Go through the data and tally the lines that include "value". The reply is that number alone.

── RECORDS FOR PROCESSING ──

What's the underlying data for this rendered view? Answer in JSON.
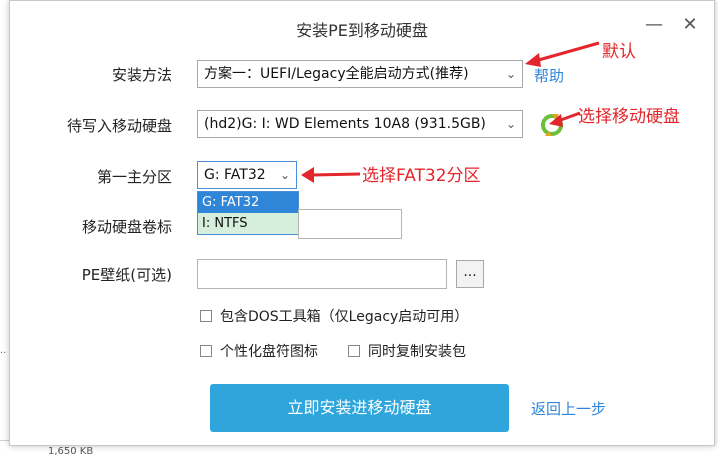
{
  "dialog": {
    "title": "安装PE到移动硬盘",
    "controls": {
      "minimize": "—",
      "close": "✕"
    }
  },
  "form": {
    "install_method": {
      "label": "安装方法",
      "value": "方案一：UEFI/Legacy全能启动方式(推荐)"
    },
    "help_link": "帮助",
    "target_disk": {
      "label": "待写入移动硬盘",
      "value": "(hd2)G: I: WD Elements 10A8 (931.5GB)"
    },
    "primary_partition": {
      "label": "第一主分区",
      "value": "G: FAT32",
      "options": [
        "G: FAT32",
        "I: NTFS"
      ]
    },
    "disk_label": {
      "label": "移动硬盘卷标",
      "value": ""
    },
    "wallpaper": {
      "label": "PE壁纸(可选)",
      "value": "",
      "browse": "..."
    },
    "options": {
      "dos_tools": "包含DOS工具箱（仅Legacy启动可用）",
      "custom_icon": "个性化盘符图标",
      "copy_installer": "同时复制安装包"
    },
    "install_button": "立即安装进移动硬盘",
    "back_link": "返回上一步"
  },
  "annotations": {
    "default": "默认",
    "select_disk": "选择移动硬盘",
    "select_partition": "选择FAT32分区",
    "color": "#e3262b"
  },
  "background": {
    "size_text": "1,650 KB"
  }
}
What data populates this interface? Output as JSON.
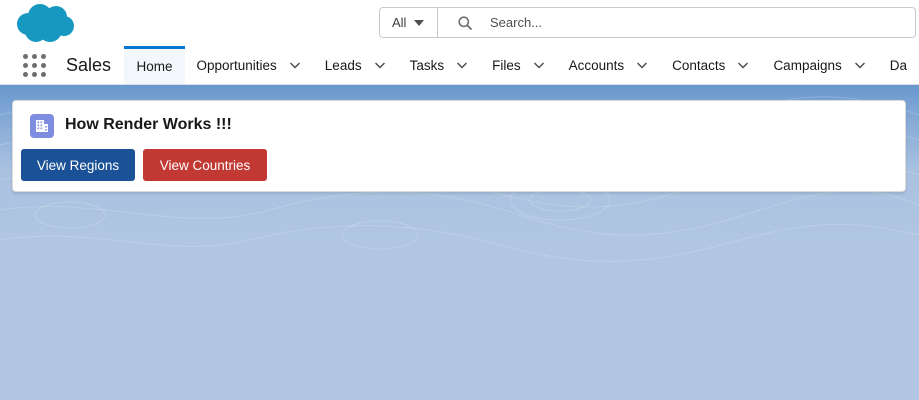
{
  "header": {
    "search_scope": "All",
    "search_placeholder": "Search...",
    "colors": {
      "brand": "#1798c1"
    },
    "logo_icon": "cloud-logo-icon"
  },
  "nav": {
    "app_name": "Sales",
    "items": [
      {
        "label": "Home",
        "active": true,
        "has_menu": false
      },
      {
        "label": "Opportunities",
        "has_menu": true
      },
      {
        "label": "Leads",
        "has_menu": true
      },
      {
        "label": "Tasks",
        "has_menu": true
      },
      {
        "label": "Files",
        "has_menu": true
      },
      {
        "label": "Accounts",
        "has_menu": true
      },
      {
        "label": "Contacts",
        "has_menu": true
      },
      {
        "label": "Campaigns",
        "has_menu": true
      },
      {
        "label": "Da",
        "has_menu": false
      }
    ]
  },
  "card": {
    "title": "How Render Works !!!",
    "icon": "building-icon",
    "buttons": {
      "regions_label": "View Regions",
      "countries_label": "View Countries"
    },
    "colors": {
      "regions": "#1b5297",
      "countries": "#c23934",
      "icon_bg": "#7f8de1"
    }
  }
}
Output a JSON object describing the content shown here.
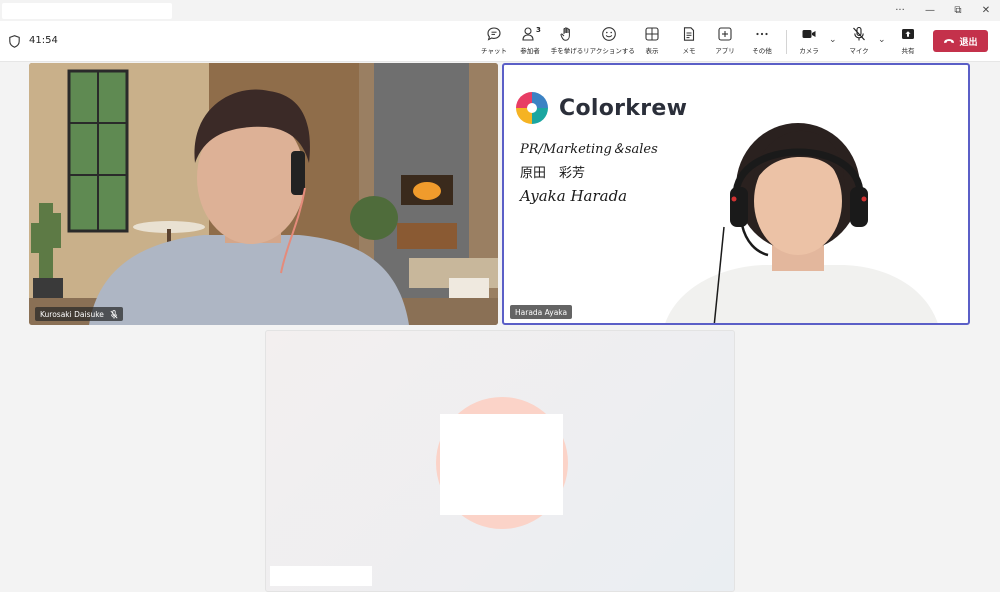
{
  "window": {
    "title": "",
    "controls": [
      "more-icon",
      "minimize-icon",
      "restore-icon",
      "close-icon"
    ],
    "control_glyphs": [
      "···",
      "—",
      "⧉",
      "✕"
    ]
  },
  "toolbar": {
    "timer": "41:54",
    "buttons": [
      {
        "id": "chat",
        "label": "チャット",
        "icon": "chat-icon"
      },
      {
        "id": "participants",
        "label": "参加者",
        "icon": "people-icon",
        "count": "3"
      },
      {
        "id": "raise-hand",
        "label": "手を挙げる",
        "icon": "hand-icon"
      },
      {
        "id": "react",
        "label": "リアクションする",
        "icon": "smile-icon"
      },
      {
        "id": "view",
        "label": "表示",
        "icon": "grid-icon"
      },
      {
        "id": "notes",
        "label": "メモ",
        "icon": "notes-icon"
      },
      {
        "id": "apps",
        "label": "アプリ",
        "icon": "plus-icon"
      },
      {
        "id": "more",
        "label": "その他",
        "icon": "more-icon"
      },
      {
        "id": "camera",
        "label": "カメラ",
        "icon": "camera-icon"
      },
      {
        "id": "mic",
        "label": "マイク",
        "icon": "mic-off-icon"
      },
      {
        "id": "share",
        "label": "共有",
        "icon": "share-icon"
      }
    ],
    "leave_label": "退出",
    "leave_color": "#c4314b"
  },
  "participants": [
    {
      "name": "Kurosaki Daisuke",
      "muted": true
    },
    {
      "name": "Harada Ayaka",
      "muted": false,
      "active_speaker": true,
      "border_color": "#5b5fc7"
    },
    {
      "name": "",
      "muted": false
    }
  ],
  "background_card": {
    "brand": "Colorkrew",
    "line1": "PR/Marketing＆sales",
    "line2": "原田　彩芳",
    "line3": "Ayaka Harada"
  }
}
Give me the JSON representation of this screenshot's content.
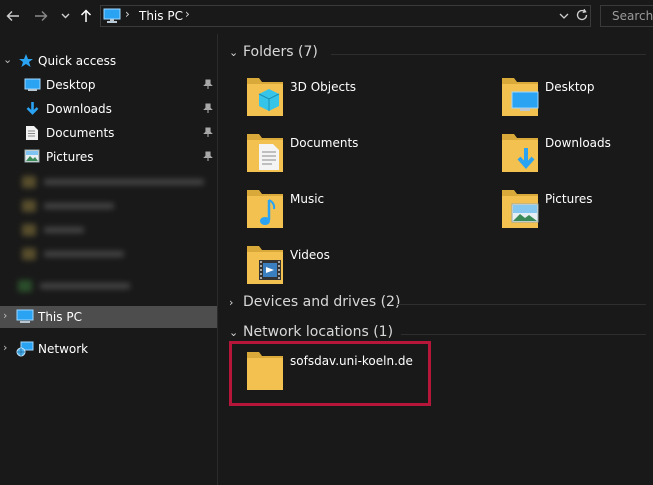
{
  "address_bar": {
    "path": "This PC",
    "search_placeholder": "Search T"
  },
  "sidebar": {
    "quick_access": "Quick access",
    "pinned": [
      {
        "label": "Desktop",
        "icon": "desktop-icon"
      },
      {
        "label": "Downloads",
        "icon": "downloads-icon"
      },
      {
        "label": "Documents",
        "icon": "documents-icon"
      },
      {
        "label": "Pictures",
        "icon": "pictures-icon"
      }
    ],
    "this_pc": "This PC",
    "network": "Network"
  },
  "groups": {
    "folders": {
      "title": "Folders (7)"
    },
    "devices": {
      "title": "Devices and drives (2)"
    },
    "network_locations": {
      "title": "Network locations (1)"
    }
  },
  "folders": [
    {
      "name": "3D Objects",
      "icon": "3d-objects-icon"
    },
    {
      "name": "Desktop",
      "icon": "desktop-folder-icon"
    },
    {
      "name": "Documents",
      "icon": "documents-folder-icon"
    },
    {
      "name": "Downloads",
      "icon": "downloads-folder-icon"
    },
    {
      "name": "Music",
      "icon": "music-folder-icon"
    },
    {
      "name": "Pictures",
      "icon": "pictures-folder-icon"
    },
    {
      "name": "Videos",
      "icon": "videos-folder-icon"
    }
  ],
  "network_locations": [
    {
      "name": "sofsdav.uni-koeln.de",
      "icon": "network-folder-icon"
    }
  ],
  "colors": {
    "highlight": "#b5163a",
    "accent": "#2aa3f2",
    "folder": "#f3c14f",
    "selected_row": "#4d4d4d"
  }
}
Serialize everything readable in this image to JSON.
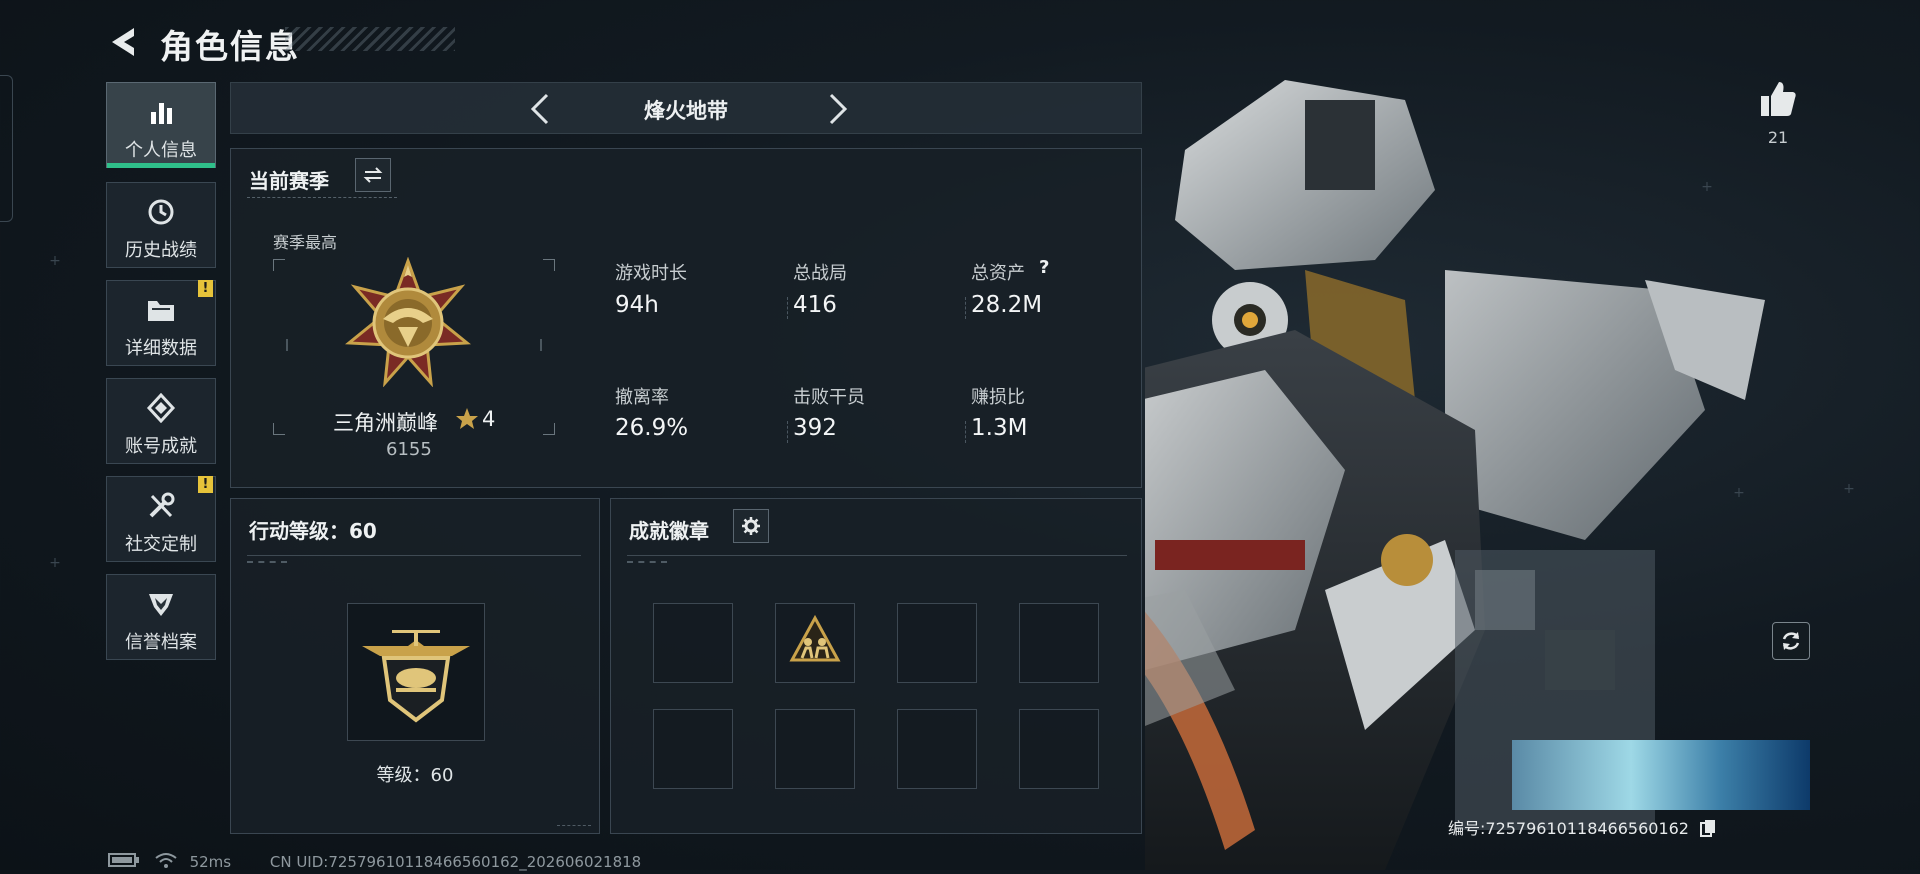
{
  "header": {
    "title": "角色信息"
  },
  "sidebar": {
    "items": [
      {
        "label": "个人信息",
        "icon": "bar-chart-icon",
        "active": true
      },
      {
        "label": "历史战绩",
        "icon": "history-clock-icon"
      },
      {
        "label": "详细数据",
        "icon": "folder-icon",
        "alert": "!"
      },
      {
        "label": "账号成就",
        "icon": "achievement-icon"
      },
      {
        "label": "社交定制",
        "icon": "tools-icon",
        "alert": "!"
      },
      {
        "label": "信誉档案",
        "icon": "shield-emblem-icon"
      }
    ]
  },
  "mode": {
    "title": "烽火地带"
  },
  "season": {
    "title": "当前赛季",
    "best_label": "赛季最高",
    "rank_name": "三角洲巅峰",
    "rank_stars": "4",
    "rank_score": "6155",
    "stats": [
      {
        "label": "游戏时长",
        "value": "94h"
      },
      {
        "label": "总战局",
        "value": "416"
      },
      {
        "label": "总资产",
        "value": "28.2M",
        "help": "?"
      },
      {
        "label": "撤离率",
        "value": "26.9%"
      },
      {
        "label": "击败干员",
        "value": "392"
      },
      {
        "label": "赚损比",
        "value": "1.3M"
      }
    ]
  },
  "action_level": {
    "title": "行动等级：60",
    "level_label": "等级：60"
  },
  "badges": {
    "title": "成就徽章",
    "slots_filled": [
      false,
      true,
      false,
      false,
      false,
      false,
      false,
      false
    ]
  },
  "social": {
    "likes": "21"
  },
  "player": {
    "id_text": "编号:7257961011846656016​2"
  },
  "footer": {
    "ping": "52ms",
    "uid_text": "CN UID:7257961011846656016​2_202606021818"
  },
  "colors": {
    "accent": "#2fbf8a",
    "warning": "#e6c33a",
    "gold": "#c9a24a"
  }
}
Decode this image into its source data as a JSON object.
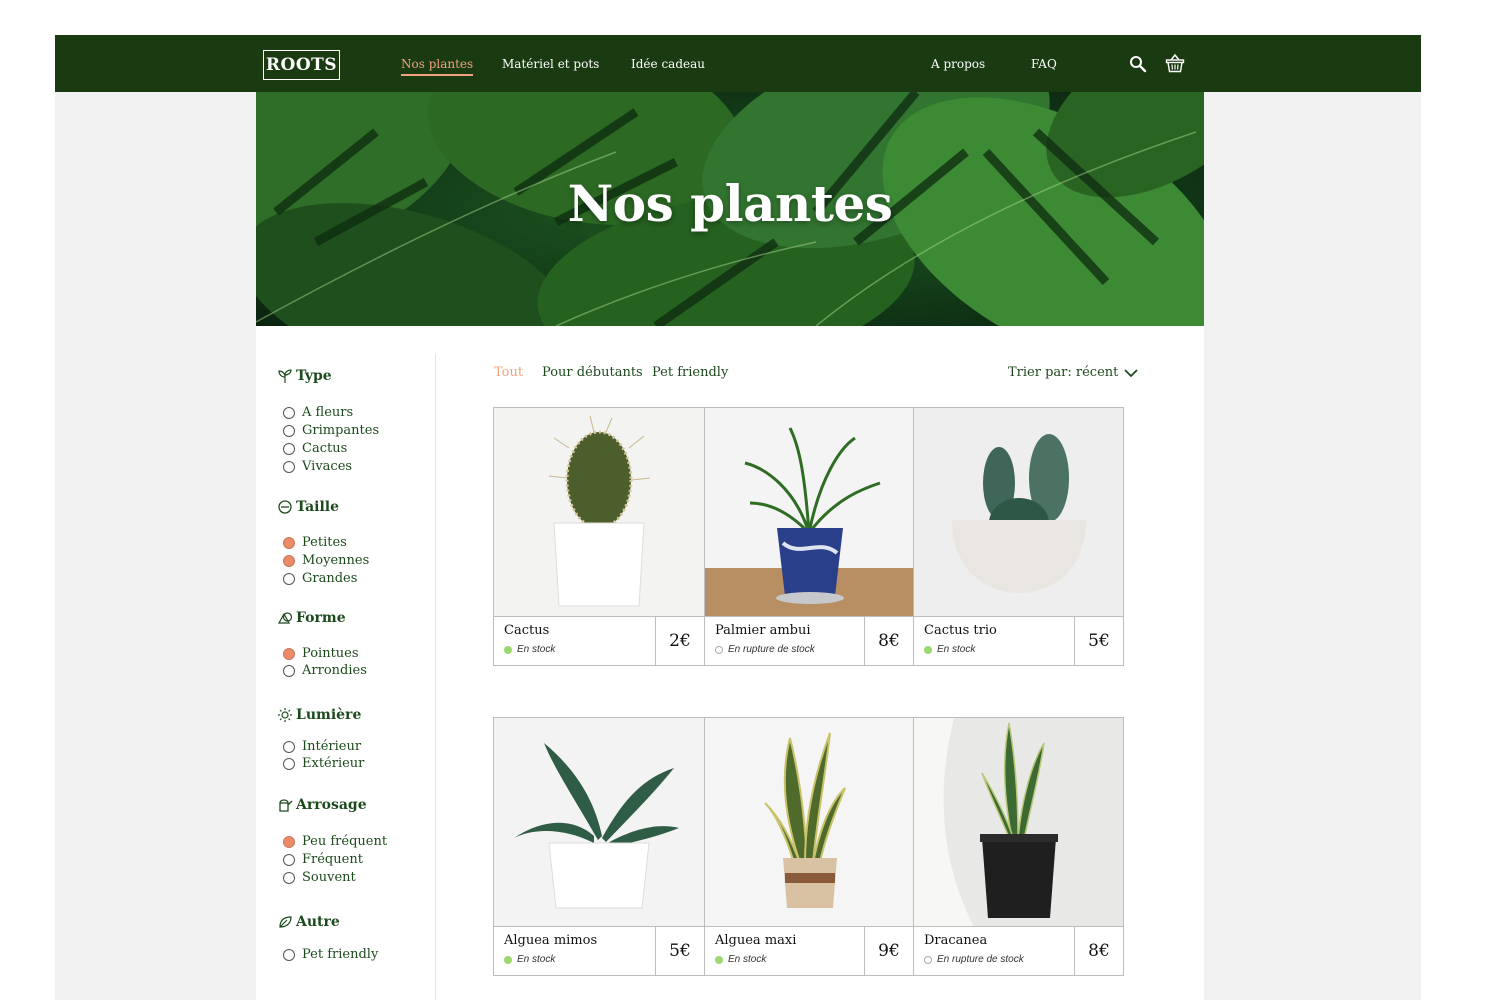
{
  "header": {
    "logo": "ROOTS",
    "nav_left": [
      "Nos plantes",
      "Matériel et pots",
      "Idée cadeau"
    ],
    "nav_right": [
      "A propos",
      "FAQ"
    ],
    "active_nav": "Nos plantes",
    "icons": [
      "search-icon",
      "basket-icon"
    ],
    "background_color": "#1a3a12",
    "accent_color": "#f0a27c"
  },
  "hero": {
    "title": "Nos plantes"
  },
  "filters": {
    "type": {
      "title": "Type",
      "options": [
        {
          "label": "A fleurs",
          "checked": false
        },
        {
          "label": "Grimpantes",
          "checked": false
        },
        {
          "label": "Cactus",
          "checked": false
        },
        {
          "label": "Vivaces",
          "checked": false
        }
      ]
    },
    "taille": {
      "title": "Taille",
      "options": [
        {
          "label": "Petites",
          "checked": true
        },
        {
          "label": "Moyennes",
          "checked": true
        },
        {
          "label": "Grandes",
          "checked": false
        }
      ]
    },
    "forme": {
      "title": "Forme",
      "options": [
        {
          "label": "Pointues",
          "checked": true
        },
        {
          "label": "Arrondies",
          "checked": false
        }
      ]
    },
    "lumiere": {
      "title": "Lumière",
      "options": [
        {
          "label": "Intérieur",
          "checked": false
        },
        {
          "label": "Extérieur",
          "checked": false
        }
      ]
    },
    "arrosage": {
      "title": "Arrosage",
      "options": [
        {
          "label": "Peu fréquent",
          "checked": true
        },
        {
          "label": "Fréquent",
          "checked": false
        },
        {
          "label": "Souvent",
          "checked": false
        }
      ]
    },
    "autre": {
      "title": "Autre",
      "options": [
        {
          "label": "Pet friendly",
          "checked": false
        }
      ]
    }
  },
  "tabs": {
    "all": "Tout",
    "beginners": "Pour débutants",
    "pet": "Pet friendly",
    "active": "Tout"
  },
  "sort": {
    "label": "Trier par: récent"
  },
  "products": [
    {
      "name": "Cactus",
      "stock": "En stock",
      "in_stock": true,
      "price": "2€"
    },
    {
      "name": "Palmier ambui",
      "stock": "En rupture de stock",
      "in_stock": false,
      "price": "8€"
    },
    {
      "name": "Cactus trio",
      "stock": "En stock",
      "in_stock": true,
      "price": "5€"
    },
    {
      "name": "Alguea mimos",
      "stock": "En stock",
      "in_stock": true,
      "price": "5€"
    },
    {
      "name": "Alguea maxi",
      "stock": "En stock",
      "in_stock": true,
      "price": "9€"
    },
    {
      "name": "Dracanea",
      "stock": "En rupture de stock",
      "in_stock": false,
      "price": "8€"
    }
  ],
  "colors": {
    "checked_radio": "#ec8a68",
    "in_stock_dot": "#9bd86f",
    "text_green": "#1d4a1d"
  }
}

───

- **PROBLEM SOLUTION**
11